Without any alteration, retype the records that appear below.

§ **INFORMATION SUPPLIED**
>>>
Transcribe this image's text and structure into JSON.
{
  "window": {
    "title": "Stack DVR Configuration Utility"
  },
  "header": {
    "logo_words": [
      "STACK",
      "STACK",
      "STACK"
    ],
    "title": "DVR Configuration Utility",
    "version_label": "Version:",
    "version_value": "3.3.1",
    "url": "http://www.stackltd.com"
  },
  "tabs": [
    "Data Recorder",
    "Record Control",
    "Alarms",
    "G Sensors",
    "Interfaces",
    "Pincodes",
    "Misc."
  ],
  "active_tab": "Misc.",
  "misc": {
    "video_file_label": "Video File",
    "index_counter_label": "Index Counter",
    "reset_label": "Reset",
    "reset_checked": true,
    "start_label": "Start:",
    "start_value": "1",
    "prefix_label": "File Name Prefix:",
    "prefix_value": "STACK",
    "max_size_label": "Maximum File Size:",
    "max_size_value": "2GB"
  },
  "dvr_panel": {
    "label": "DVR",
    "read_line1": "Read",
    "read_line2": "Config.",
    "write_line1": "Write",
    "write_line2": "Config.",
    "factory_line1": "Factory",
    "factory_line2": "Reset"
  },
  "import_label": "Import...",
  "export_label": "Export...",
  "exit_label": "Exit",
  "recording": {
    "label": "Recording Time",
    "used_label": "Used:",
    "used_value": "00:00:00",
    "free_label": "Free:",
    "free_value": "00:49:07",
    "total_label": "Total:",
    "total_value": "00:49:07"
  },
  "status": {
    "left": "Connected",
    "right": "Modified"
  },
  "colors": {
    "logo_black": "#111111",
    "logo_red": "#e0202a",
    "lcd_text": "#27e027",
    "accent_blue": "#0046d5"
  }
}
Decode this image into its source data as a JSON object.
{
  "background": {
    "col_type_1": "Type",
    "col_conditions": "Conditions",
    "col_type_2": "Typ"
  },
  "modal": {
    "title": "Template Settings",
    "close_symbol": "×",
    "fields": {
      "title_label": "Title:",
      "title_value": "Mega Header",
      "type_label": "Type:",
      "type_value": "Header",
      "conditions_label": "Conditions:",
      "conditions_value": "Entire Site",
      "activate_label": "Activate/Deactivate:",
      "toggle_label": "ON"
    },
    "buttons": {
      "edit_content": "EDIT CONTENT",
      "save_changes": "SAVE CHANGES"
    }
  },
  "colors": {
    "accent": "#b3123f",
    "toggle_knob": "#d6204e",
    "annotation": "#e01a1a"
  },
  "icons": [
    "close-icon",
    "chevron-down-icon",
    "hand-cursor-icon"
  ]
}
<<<
§ **SOLUTION TO THE EXERCISE**
Transcribe this image's text and structure into JSON.
{
  "window": {
    "title": "Stack DVR Configuration Utility"
  },
  "header": {
    "logo_words": [
      "STACK",
      "STACK",
      "STACK"
    ],
    "title": "DVR Configuration Utility",
    "version_label": "Version:",
    "version_value": "3.3.1",
    "url": "http://www.stackltd.com"
  },
  "tabs": [
    "Data Recorder",
    "Record Control",
    "Alarms",
    "G Sensors",
    "Interfaces",
    "Pincodes",
    "Misc."
  ],
  "active_tab": "Misc.",
  "misc": {
    "video_file_label": "Video File",
    "index_counter_label": "Index Counter",
    "reset_label": "Reset",
    "reset_checked": true,
    "start_label": "Start:",
    "start_value": "1",
    "prefix_label": "File Name Prefix:",
    "prefix_value": "STACK",
    "max_size_label": "Maximum File Size:",
    "max_size_value": "2GB"
  },
  "dvr_panel": {
    "label": "DVR",
    "read_line1": "Read",
    "read_line2": "Config.",
    "write_line1": "Write",
    "write_line2": "Config.",
    "factory_line1": "Factory",
    "factory_line2": "Reset"
  },
  "import_label": "Import...",
  "export_label": "Export...",
  "exit_label": "Exit",
  "recording": {
    "label": "Recording Time",
    "used_label": "Used:",
    "used_value": "00:00:00",
    "free_label": "Free:",
    "free_value": "00:49:07",
    "total_label": "Total:",
    "total_value": "00:49:07"
  },
  "status": {
    "left": "Connected",
    "right": "Modified"
  },
  "colors": {
    "logo_black": "#111111",
    "logo_red": "#e0202a",
    "lcd_text": "#27e027",
    "accent_blue": "#0046d5"
  }
}
Decode this image into its source data as a JSON object.
{
  "background": {
    "col_type_1": "Type",
    "col_conditions": "Conditions",
    "col_type_2": "Typ"
  },
  "modal": {
    "title": "Template Settings",
    "close_symbol": "×",
    "fields": {
      "title_label": "Title:",
      "title_value": "Mega Header",
      "type_label": "Type:",
      "type_value": "Header",
      "conditions_label": "Conditions:",
      "conditions_value": "Entire Site",
      "activate_label": "Activate/Deactivate:",
      "toggle_label": "ON"
    },
    "buttons": {
      "edit_content": "EDIT CONTENT",
      "save_changes": "SAVE CHANGES"
    }
  },
  "colors": {
    "accent": "#b3123f",
    "toggle_knob": "#d6204e",
    "annotation": "#e01a1a"
  },
  "icons": [
    "close-icon",
    "chevron-down-icon",
    "hand-cursor-icon"
  ]
}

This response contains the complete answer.